[Material shown — start]
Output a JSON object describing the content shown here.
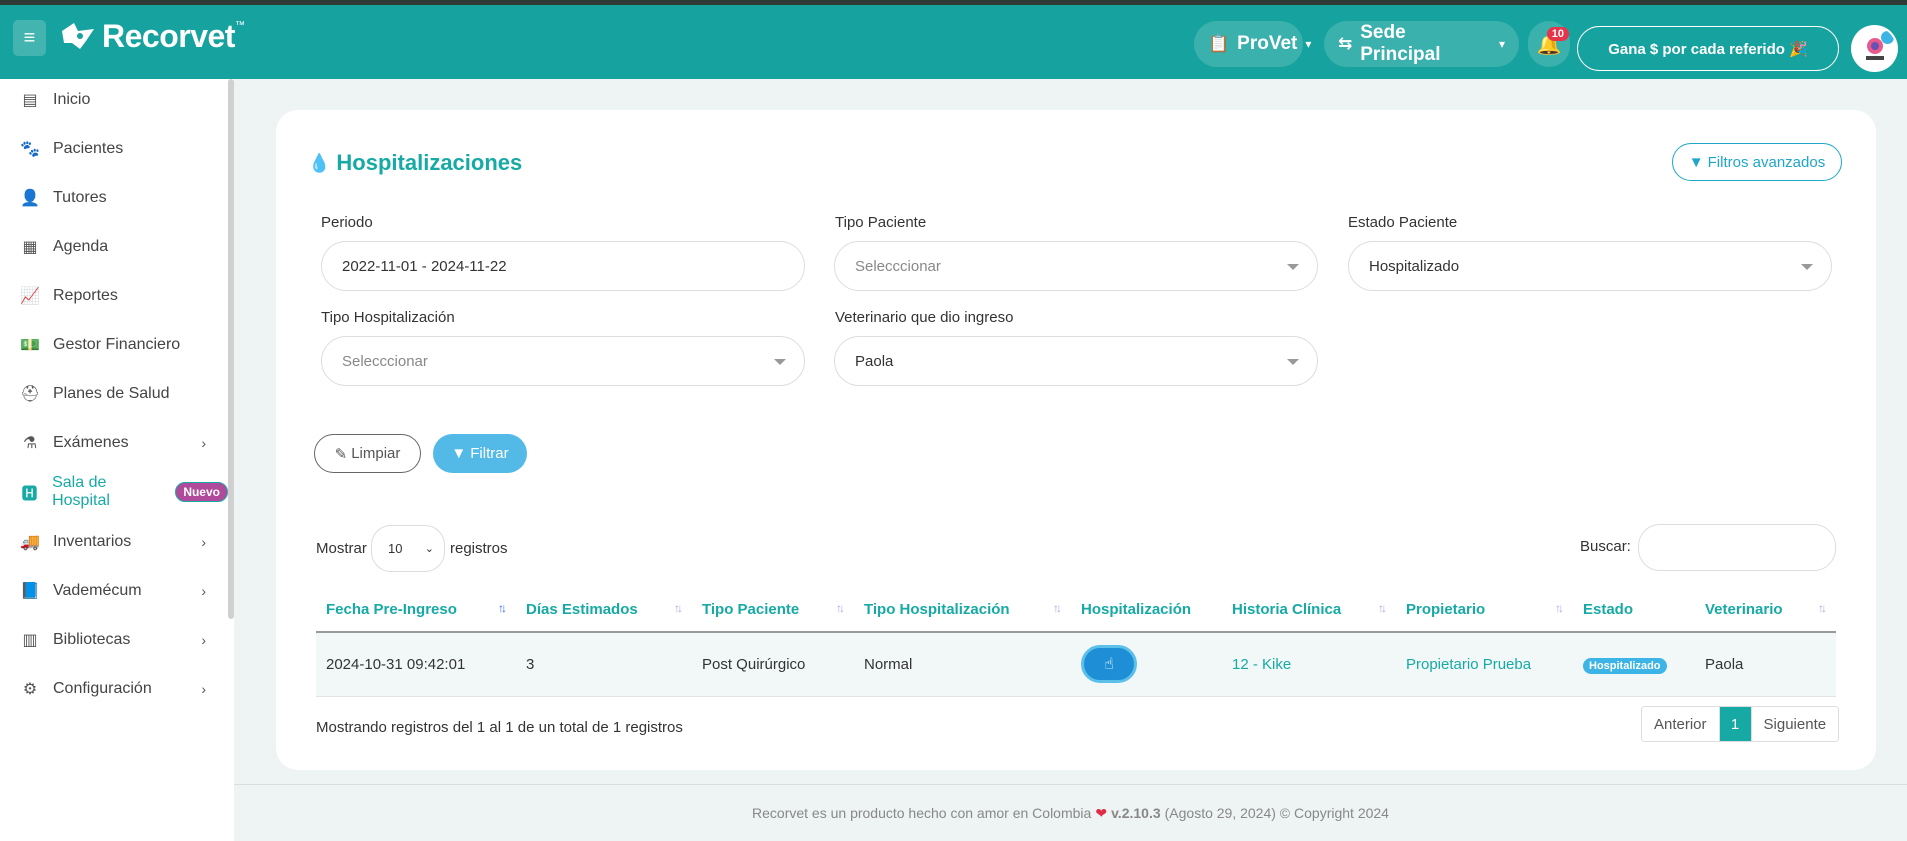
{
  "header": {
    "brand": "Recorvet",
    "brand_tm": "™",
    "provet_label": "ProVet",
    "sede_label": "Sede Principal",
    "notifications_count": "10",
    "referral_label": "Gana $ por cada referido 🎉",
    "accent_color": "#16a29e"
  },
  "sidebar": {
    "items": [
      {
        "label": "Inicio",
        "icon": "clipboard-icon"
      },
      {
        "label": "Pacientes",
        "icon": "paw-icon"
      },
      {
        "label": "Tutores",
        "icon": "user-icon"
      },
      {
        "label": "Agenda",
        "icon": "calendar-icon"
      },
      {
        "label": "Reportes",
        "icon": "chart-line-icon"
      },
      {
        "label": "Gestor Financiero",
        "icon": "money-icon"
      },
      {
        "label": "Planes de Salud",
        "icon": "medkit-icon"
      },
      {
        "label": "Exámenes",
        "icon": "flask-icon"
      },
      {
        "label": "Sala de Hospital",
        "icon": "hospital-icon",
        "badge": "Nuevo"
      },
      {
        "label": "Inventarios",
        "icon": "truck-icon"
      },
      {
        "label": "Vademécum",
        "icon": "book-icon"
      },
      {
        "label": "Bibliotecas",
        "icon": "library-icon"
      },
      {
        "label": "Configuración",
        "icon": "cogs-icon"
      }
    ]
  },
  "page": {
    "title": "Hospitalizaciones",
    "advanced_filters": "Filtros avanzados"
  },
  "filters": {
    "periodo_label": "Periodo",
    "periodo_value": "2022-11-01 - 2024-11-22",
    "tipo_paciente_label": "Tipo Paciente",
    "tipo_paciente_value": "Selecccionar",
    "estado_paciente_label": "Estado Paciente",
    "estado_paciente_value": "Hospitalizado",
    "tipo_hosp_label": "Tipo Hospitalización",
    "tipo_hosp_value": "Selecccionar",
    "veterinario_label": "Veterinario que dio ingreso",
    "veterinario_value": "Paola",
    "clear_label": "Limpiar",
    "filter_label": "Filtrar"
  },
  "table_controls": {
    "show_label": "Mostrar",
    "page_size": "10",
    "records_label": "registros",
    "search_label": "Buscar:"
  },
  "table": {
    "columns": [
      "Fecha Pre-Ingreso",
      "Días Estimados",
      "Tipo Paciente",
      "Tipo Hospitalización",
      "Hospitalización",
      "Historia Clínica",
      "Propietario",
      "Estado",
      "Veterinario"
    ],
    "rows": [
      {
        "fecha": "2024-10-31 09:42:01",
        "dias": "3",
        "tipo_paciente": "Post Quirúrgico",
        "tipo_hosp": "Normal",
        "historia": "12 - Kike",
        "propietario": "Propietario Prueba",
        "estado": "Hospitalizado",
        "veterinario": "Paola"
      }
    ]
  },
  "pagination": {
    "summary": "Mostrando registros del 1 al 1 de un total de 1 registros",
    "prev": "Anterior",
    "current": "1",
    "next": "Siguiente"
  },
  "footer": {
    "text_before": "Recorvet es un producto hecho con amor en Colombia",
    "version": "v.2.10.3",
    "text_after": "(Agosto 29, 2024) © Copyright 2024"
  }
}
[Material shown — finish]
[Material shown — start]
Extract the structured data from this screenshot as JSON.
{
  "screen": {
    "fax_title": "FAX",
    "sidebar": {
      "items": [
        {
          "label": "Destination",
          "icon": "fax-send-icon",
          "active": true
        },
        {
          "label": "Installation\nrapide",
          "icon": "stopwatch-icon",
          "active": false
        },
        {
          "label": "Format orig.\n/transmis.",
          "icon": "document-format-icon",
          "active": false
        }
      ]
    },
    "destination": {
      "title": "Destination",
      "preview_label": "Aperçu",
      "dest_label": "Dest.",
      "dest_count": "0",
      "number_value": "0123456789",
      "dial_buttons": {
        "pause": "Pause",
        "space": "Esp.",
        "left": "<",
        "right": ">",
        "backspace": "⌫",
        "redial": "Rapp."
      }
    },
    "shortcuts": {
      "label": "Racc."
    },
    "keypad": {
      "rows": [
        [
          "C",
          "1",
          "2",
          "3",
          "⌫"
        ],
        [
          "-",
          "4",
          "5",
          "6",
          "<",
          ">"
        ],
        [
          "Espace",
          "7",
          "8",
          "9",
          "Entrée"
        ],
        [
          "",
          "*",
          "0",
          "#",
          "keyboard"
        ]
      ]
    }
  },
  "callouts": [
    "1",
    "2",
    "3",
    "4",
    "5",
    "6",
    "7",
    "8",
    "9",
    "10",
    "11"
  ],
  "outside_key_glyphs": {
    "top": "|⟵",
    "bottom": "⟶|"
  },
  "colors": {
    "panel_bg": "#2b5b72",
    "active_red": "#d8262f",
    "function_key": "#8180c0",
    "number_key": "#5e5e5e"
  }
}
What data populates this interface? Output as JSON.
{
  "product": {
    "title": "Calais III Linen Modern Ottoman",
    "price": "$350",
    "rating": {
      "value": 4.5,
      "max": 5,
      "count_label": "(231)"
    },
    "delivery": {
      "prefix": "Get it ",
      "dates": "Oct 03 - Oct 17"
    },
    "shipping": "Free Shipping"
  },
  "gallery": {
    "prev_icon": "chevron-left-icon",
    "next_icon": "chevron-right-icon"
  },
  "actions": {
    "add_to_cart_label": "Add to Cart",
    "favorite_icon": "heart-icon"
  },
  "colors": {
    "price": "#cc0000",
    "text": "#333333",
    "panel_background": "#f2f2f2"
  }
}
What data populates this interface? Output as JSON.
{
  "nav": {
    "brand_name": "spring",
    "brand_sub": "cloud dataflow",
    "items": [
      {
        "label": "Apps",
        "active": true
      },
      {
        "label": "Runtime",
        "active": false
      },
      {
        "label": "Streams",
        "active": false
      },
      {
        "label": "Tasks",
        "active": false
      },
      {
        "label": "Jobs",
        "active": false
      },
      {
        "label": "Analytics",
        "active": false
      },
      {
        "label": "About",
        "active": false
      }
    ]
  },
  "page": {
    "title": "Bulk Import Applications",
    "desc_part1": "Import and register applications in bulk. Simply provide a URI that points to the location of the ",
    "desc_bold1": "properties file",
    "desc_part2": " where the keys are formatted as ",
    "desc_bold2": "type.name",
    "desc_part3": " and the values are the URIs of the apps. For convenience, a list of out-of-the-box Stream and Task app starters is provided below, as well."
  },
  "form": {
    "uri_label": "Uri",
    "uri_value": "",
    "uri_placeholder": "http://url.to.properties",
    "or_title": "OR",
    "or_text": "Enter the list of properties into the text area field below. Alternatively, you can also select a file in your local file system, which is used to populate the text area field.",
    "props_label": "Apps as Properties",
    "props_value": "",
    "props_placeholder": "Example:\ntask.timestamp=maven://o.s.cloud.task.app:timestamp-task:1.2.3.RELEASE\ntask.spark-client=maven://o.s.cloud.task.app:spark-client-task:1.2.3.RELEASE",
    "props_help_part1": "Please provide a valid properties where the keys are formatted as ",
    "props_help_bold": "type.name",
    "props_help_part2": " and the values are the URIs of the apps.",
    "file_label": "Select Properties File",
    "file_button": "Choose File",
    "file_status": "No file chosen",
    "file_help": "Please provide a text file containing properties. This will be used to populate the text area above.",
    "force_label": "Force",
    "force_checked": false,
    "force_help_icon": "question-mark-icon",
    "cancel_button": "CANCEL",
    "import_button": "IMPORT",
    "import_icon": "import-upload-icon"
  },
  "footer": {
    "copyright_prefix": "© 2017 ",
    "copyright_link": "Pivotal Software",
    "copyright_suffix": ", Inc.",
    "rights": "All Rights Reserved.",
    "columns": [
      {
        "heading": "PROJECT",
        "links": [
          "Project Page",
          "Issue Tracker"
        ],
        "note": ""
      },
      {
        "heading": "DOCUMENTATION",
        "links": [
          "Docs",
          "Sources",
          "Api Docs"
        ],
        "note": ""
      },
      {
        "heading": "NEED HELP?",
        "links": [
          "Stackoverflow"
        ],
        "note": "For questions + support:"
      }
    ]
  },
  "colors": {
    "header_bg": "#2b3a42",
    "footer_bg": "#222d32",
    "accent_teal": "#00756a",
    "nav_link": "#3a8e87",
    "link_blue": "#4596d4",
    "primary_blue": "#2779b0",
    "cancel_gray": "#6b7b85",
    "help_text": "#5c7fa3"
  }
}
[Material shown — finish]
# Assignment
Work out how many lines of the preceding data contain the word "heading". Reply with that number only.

# Finished task
3